The findings cast doubt on whether corn residue can be used to meet federal mandates to ramp up ethanol production and reduce greenhouse gas emissions Liska Biofuel from coal-burning biomass factories increases global warming Farrell Driving a mile on ethanol from a coal-using biorefinery releases more CO2 than a mile on gasoline Ward Intensive nitrogen fertilizer use generates high amounts of emissions of nitrous oxide, a much more powerful greenhouse gas than CO2, worsening greenhouse gas emissions Howarth.

Climate change is already increasing runoff and erosion SWCS Biofuels are increasing runoff and erosion. A destructive positive feed-back loop. Giampietro and Mayumi write a book about how on earth, given all of the above, did we ever throw so much money at an obviously futile endeavor as the biofuel industry?
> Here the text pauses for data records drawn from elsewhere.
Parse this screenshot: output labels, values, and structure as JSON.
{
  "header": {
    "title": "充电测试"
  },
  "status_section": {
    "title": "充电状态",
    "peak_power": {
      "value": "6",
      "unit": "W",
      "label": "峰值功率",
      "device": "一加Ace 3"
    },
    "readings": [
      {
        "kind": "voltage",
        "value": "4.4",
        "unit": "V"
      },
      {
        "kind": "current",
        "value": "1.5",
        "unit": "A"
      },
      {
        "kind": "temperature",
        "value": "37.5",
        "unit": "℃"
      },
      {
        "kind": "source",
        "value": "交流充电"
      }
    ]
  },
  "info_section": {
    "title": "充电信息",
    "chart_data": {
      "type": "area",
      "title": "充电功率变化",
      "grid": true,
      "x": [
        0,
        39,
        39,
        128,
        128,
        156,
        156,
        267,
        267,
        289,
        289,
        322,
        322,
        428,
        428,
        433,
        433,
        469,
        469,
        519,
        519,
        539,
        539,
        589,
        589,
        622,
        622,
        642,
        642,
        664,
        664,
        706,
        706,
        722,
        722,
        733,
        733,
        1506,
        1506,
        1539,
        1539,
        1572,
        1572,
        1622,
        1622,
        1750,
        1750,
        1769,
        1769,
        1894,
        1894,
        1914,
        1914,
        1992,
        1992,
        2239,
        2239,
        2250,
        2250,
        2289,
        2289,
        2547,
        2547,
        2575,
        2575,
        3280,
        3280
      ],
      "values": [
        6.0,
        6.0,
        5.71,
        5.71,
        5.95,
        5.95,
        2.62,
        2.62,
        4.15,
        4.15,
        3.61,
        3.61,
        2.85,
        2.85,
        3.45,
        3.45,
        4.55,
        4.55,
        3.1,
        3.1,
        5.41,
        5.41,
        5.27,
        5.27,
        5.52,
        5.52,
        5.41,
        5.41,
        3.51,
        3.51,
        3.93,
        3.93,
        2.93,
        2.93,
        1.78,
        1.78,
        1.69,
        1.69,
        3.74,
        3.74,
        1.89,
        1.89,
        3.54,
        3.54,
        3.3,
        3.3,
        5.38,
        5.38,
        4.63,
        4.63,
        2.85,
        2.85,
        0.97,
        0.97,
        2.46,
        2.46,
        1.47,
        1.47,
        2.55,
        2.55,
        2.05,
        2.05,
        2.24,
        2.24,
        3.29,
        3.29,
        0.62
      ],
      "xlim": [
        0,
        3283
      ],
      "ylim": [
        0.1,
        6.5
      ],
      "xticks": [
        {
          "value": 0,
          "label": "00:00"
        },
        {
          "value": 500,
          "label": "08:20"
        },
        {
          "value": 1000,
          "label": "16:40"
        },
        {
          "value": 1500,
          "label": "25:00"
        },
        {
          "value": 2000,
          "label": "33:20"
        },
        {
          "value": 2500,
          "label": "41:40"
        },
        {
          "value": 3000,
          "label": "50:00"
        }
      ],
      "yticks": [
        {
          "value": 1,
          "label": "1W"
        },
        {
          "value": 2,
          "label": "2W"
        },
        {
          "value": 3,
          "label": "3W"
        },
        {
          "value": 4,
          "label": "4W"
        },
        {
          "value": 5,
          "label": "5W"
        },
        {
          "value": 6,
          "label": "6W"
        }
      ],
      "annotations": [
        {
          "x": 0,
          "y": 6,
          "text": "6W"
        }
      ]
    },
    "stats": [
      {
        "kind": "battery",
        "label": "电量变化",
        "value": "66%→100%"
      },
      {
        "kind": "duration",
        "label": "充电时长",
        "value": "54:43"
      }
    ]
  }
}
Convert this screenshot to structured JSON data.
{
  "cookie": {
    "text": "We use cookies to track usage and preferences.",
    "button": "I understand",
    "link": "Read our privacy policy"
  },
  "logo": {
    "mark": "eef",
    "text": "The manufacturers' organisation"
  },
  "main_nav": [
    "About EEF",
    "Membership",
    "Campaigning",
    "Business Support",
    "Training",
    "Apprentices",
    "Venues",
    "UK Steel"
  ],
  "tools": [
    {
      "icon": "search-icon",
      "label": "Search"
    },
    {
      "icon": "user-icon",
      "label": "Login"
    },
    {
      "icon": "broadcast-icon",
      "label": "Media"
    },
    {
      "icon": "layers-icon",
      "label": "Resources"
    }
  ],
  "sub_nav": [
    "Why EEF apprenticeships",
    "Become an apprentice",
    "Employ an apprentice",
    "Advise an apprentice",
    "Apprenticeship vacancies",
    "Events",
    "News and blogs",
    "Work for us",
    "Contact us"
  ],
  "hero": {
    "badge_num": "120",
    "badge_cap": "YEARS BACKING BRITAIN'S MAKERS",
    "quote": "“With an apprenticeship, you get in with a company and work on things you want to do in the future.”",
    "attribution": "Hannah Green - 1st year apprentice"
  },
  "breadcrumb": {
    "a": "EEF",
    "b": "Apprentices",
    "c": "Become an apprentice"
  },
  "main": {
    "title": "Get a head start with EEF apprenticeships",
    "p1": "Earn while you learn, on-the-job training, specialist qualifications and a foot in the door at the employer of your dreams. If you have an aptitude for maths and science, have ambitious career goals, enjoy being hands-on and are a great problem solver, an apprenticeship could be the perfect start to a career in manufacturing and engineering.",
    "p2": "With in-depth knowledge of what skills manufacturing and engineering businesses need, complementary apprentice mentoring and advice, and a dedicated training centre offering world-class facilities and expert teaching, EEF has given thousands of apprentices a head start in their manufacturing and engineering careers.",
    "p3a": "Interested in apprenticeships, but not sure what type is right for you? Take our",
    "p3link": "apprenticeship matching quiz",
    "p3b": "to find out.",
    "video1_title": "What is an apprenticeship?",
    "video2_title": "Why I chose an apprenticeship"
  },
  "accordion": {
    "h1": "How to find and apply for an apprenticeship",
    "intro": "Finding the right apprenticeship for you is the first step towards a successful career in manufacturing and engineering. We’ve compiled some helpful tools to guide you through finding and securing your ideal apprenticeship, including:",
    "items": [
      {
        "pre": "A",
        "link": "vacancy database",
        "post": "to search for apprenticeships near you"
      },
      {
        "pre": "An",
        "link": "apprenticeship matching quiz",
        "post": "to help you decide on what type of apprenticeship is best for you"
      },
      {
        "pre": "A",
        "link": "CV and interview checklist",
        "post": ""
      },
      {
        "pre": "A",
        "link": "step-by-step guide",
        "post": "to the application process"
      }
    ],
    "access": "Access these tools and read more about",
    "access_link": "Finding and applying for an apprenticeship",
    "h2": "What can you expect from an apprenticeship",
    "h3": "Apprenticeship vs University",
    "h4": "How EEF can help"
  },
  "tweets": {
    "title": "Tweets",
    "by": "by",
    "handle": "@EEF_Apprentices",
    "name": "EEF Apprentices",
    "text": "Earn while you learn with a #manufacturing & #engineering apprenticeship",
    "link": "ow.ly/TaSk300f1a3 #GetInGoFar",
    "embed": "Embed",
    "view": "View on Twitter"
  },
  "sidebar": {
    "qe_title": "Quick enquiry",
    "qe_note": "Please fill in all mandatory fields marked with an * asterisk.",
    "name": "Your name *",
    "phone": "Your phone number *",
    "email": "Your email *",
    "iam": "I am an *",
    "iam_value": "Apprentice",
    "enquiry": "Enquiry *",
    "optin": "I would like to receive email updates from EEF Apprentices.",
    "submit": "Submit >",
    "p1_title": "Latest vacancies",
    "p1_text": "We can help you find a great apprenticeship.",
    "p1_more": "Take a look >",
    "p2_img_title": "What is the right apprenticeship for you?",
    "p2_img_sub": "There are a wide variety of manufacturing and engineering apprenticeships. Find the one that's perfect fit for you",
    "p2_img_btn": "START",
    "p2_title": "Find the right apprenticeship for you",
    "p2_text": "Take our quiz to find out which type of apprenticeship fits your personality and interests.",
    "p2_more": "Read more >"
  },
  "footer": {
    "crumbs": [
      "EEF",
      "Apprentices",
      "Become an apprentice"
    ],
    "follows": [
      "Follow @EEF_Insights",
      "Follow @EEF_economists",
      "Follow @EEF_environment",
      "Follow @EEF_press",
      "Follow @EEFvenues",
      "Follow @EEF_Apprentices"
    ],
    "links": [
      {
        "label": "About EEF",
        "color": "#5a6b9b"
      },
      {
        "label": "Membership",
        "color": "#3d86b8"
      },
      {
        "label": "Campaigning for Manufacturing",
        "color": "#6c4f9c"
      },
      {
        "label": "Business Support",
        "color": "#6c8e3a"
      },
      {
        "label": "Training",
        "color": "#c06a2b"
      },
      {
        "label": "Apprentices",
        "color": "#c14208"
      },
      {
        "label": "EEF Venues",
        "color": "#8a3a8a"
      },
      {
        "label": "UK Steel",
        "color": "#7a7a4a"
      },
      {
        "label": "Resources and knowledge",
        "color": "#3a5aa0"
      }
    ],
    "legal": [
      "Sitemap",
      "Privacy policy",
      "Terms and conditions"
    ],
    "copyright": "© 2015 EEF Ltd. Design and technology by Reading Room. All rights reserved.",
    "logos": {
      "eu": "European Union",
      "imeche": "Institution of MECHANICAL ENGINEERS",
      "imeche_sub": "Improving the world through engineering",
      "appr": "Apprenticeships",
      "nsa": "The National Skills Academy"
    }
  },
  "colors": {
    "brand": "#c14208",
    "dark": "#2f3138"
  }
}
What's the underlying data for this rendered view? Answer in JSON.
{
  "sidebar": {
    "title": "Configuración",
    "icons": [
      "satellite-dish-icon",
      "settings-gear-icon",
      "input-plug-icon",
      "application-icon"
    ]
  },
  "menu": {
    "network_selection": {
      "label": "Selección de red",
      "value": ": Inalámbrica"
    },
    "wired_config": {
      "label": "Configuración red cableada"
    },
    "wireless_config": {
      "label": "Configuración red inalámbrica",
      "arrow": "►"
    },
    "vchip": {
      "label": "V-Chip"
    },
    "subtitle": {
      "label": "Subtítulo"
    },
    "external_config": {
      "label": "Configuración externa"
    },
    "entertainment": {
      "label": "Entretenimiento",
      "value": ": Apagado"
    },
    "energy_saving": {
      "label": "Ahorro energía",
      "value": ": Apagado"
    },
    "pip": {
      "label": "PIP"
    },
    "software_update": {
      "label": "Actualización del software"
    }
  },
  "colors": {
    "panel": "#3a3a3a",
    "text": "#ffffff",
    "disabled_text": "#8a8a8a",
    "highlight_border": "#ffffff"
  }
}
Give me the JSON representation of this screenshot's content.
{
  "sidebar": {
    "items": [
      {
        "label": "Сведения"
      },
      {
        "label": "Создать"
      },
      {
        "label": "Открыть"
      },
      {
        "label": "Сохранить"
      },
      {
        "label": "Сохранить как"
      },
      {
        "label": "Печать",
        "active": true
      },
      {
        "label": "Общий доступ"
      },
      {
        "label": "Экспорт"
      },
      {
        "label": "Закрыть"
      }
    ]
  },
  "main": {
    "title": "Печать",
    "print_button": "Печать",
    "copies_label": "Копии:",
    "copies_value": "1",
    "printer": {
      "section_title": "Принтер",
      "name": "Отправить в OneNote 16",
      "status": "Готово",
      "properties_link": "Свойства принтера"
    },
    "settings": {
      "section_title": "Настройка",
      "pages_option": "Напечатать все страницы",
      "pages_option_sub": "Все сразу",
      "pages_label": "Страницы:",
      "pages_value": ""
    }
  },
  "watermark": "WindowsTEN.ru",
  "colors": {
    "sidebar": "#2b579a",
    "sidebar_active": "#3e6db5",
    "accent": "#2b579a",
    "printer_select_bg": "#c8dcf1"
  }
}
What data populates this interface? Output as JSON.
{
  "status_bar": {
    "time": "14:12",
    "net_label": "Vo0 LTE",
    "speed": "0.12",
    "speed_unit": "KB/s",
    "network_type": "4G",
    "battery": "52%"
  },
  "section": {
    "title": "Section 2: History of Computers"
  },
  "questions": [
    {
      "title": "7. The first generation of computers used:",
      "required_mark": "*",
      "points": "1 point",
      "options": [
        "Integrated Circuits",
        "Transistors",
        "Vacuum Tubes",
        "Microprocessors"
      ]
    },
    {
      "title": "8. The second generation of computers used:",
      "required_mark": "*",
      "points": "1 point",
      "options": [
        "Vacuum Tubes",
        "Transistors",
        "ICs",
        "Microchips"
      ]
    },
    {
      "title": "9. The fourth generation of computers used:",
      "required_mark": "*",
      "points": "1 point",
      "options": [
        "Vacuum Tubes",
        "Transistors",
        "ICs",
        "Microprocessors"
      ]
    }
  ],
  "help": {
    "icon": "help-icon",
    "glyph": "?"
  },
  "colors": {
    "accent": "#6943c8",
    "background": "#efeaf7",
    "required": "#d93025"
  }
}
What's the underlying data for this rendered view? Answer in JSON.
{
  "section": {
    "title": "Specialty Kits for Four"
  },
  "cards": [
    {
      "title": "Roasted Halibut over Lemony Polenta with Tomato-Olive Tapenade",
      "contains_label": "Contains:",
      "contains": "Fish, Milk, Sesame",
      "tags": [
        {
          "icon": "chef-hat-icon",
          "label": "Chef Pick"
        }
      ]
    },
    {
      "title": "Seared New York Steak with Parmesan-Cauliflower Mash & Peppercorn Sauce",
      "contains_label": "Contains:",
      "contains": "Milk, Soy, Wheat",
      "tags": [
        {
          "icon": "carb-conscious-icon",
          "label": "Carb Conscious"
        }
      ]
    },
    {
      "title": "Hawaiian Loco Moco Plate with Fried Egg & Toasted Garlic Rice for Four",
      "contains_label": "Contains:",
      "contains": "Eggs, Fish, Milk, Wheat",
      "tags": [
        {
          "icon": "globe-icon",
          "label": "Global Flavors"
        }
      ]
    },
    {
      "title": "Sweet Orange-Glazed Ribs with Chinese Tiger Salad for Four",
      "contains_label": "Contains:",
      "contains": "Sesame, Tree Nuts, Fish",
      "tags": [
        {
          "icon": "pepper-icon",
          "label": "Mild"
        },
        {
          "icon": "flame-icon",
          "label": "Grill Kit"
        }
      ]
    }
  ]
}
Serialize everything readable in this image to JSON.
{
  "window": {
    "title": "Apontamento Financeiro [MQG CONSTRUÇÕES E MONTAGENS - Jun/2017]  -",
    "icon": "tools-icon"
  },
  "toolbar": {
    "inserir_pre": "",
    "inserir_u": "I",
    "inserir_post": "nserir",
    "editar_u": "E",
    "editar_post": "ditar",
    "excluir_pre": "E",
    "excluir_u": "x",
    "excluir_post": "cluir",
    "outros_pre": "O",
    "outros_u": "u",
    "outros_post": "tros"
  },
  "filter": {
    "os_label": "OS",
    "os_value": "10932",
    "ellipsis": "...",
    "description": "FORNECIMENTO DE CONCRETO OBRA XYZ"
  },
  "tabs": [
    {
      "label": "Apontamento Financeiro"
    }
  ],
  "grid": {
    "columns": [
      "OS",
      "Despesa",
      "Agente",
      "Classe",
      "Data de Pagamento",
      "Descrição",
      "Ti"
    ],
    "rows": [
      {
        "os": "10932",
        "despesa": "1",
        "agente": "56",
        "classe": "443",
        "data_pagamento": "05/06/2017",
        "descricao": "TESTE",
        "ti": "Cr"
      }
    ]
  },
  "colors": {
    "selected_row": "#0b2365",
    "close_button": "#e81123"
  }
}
They call for a scientific framework that better evaluates an energy resource before spending so much money on a boondoggle.

Giampietro and Mayumi are also among the few scientists to discuss the enormous ecological damage: Biofuels from biodiverse, tall grass prairie are far preferable to ethanol from corn and soy, but there are no commercial level cellulosic biorefineries — and we are a long way from being able to deliver cellulosic fuels to customers. How come there are over ethanol plants with 79 under construction and more planned?

Government subsidies and tax breaks. Federal and state ethanol subsidies add up to 79 cents per liter McCain , with most of that going to agribusiness, not farmers. There is also a tax break of 5. An additional 51 cents per gallon goes mainly to the oil industry to get them to blend ethanol with gasoline.

She notes that any shortfall in supply or manipulation could drive prices even higher Feinstein , Washington Post

[] Good site 投稿者:July 投稿日:/05/19(Mon) web* dogging pics. exposition-universelle-paris-1900.com needs to be stored with a moisture content of 15% or less, but it’s typically %, and rain or snow during harvest will raise these levels even higher (DOE Feedstock Roadmap). In general, short lines tend to provide the most fascinating operations of any railroad. As local, centrally based companies they are much more down-home in nature, often friendlier (than large Class Is), and are just more fun to watch than the big roads.